The FDA has spent the better part of the last decade examining the contamination risk of reusable, reprocessed duodenoscopes—and, based on those findings, urging medical devicemakers to develop scopes that are at least partially disposable.
Now, with six partially or fully disposable duodenoscopes cleared by the FDA to date, the agency is ramping up its push for hospitals to use only those products.
In letter issued to healthcare providers Tuesday, the FDA urged them to accelerate and complete the transition to “innovative duodenoscope designs,” which include both fully disposable devices and those with single-use components such as endcaps and elevators.
Even the latter options can hugely cut down on contamination risk, according to the agency, since bacteria and biomatter can remain lodged inside the hard-to-clean crevices of the fixed endcaps and internal elevators of reusable duodenoscopes even after standard reprocessing procedures.
“Duodenoscope manufacturers no longer market fixed-endcap duodenoscopes in the U.S., and fixed-endcap duodenoscopes still in use at healthcare facilities should be replaced with newer duodenoscope models,” the FDA wrote.
Beginning in 2015, the FDA called on all developers of reusable duodenoscopes cleared in the U.S.—namely Olympus, Fujifilm and Pentax—to perform postmarket surveillance studies of their devices’ contamination rates. They found that up to 6.6% of samples may continue to test positive for “high-concern organisms” after reprocessing, such as E. coli and Pseudomonas.
Those findings—which the FDA said depicted higher-than-expected rates of contamination—attributed the heightened risk to environmental contamination, damage to the duodenoscopes and errors in following reprocessing procedures, often stemming from difficulty understanding the manufacturers’ cleaning instructions.
Due to those study results and the FDA’s urging, all three companies began the process of taking their scopes with fixed endcaps off the market and replacing them with disposable versions, as other medtech makers also began rolling out their own single-use devices.

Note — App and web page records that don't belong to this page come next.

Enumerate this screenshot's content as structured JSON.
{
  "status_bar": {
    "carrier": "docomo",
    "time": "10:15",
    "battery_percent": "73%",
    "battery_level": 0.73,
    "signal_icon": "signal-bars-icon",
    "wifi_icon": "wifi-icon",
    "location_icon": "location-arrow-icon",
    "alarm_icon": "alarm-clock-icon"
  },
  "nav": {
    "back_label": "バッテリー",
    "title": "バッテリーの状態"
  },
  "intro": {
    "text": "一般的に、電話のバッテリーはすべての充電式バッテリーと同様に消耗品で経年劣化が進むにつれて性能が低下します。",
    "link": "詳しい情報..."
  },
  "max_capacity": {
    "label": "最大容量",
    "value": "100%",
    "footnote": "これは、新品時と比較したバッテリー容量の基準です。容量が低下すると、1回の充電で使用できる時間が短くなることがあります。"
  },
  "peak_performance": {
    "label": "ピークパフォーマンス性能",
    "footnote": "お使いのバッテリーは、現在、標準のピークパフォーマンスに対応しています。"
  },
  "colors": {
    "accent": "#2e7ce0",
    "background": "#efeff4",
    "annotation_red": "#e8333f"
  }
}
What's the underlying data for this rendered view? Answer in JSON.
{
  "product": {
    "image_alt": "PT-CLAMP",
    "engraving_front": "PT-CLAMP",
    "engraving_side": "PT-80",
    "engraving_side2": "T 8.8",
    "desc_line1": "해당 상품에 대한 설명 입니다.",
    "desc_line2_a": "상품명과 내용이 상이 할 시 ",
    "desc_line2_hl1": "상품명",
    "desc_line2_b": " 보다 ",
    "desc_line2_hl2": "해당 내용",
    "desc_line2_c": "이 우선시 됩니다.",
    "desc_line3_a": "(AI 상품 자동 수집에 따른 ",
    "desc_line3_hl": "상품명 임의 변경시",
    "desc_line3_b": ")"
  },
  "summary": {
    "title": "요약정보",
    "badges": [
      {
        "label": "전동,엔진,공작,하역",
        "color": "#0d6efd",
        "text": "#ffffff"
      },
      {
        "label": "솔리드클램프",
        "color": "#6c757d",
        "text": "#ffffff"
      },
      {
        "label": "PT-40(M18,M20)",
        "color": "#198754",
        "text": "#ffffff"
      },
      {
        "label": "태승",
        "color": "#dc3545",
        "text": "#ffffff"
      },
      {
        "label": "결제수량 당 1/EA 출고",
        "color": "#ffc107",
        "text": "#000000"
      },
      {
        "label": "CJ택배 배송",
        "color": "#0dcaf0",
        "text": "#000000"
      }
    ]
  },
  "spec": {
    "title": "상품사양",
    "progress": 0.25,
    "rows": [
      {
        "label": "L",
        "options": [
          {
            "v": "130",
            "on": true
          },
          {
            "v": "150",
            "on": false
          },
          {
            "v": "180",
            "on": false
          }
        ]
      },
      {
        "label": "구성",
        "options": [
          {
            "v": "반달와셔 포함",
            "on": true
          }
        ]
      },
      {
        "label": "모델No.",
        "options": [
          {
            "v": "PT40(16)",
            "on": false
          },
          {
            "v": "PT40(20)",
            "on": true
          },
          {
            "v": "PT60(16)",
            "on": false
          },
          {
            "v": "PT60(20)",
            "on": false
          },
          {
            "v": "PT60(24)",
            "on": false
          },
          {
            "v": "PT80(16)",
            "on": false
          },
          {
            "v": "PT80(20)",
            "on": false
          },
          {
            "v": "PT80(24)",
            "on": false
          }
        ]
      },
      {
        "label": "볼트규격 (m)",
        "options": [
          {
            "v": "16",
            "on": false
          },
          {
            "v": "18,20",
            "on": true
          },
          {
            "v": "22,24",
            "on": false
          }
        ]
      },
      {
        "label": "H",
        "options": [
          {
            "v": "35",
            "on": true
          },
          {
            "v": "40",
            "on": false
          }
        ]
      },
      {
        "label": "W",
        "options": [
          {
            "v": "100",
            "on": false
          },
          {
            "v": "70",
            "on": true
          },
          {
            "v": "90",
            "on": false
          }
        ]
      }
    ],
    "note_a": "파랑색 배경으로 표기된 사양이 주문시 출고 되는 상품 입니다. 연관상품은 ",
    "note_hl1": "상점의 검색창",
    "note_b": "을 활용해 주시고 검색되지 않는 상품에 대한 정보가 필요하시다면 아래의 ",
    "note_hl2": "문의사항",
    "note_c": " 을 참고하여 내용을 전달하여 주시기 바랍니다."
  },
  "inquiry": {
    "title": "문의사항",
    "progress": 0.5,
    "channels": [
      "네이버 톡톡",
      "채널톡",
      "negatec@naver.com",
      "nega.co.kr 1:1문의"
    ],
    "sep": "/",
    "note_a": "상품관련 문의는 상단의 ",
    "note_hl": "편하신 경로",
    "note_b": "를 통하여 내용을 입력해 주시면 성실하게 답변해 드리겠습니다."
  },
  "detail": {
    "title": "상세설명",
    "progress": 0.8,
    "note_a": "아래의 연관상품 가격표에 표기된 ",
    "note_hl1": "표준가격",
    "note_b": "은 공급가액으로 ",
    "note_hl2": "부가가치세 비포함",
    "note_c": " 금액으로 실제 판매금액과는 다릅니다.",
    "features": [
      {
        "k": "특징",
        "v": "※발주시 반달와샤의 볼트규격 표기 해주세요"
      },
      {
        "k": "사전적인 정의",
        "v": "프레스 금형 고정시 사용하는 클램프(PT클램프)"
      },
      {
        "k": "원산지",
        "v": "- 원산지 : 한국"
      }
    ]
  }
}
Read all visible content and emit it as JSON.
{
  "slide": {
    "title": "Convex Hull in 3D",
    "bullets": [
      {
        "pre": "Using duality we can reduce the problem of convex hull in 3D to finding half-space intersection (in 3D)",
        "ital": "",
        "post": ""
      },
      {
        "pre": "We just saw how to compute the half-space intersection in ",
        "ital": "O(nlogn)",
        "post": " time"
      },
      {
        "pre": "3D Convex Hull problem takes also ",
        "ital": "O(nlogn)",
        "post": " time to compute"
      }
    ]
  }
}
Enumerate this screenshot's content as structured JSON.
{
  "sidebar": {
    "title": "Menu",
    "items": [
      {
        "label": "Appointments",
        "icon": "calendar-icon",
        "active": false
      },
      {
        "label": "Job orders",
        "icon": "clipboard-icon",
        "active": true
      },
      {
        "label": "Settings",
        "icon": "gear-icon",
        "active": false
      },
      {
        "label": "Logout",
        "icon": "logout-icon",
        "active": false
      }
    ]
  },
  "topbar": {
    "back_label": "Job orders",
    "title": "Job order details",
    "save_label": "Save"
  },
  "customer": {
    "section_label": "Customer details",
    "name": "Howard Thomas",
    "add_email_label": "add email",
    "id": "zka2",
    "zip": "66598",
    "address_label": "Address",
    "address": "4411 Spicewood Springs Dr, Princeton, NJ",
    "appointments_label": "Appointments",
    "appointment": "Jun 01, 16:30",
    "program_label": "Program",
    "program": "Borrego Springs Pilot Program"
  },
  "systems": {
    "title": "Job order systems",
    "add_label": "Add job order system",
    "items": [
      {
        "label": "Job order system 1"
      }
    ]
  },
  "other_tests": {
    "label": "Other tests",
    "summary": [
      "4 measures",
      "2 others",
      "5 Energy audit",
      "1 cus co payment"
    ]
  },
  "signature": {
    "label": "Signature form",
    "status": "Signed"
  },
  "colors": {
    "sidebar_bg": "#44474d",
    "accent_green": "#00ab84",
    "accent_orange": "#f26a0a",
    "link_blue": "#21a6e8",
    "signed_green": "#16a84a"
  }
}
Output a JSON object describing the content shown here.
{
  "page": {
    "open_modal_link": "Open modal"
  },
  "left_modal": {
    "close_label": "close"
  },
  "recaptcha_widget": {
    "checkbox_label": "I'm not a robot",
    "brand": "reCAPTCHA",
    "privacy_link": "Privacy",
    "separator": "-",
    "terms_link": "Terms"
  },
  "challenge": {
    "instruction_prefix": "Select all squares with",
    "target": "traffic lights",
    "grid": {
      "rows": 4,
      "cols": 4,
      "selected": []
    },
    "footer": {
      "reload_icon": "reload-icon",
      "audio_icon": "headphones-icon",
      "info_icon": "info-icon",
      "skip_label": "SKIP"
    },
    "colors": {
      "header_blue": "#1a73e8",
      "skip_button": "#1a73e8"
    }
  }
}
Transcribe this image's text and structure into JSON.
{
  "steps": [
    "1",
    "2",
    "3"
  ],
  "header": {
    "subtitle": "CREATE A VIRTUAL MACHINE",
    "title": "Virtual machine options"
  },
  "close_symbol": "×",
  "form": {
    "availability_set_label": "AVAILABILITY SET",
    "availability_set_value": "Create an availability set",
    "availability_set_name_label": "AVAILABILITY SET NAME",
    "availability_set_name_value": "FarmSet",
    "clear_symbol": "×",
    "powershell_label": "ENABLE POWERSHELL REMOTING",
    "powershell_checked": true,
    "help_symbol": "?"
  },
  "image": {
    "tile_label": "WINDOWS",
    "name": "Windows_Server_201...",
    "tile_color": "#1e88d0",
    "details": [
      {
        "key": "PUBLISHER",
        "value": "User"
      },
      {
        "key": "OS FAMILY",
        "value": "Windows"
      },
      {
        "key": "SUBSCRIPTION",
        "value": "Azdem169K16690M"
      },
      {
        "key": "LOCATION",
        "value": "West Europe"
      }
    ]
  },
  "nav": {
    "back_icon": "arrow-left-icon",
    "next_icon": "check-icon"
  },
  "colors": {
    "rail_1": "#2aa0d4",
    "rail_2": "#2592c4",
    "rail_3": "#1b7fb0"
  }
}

Though studies of the disposable tech are still underway, the FDA reported that early results for Fujifilm’s single-use endcap model show only 0.5% of the tested devices have held onto high-concern organisms after the endcap is replaced, and none have tested positive for enough low-concern organisms to indicate a failure in sterilization.
Since the FDA last issued an update on its push for the use of disposable duodenoscopes in 2020, it noted that two more devices with disposable elevator components—both from Pentax—have been cleared for U.S. sales.
They joined disposable endcap models from Olympus and Fujifilm as well as two entirely single-use devices from Ambu and Boston Scientific, the latter of which became the world’s first fully disposable duodenoscope upon its 2019 clearance.